The Lower Pecos Canyonlands of southwest Texas and northern Mexico house some of the most complex and compositionally intricate prehistoric rock art sites in the world. Over 250 rockshelters are known to contain rock art, some dating from 4200 to 2750 BP, and new sites are being discovered each year.
The November 15 meeting of the Fort Bend Archeological Society will feature a presentation on the efforts of SHUMLA, an internationally recognized education and archeological research center located on the Pecos River just west of Del Rio, Texas, to record and document this world-class rock art. SHUMLA launched the Lower Pecos Rock Art Recording and Preservation project in 2009, the most intensive rock art documentation project ever undertaken in the region.
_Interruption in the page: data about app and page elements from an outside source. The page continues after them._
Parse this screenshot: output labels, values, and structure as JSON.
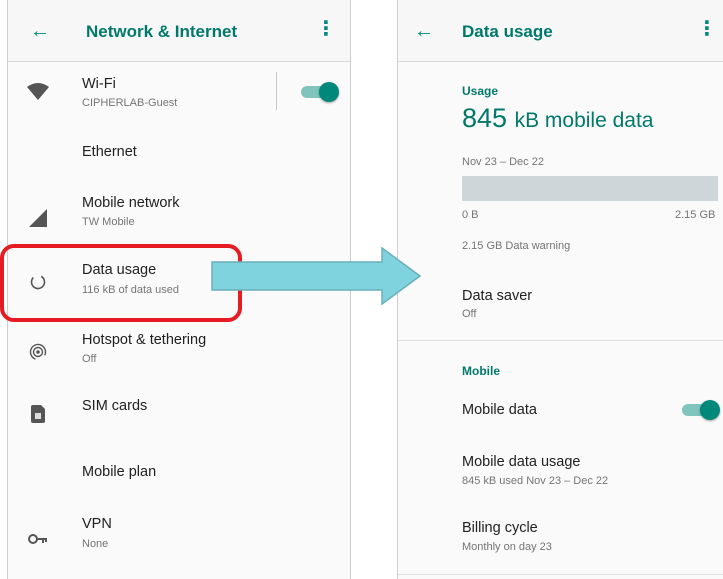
{
  "left_screen": {
    "header": {
      "back_icon": "arrow-left-icon",
      "title": "Network & Internet",
      "more_icon": "overflow-menu-icon"
    },
    "items": [
      {
        "icon": "wifi-icon",
        "title": "Wi-Fi",
        "subtitle": "CIPHERLAB-Guest",
        "toggle": "on"
      },
      {
        "icon": "",
        "title": "Ethernet",
        "subtitle": ""
      },
      {
        "icon": "signal-icon",
        "title": "Mobile network",
        "subtitle": "TW Mobile"
      },
      {
        "icon": "data-usage-icon",
        "title": "Data usage",
        "subtitle": "116 kB of data used",
        "highlighted": true
      },
      {
        "icon": "hotspot-icon",
        "title": "Hotspot & tethering",
        "subtitle": "Off"
      },
      {
        "icon": "sim-card-icon",
        "title": "SIM cards",
        "subtitle": ""
      },
      {
        "icon": "",
        "title": "Mobile plan",
        "subtitle": ""
      },
      {
        "icon": "vpn-key-icon",
        "title": "VPN",
        "subtitle": "None"
      }
    ]
  },
  "right_screen": {
    "header": {
      "back_icon": "arrow-left-icon",
      "title": "Data usage",
      "more_icon": "overflow-menu-icon"
    },
    "usage": {
      "section_label": "Usage",
      "amount": "845",
      "amount_unit": "kB mobile data",
      "period": "Nov 23 – Dec 22",
      "bar_min_label": "0 B",
      "bar_max_label": "2.15 GB",
      "warning": "2.15 GB Data warning"
    },
    "data_saver": {
      "title": "Data saver",
      "subtitle": "Off"
    },
    "mobile": {
      "section_label": "Mobile",
      "mobile_data": {
        "title": "Mobile data",
        "toggle": "on"
      },
      "mobile_data_usage": {
        "title": "Mobile data usage",
        "subtitle": "845 kB used Nov 23 – Dec 22"
      },
      "billing_cycle": {
        "title": "Billing cycle",
        "subtitle": "Monthly on day 23"
      }
    }
  },
  "colors": {
    "accent": "#00796b",
    "highlight": "#e51c23",
    "arrow_fill": "#7fd3de"
  }
}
The FBAS program will be presented by Jeanette Pauer, SHUMLA’s assistant director and Linda Gorski, SHUMLA Board Member and former president of the Fort Bend Archeological Society. The presentation will include a visual tour through many of the rock art shelters in the Lower Pecos, most of which are on private property and accessible only with landowner permission. The meeting begins at 7:00 p.m. and will be held at the George Memorial Library in meeting room 2B.
For more information contact Linda Gorski at email@example.com.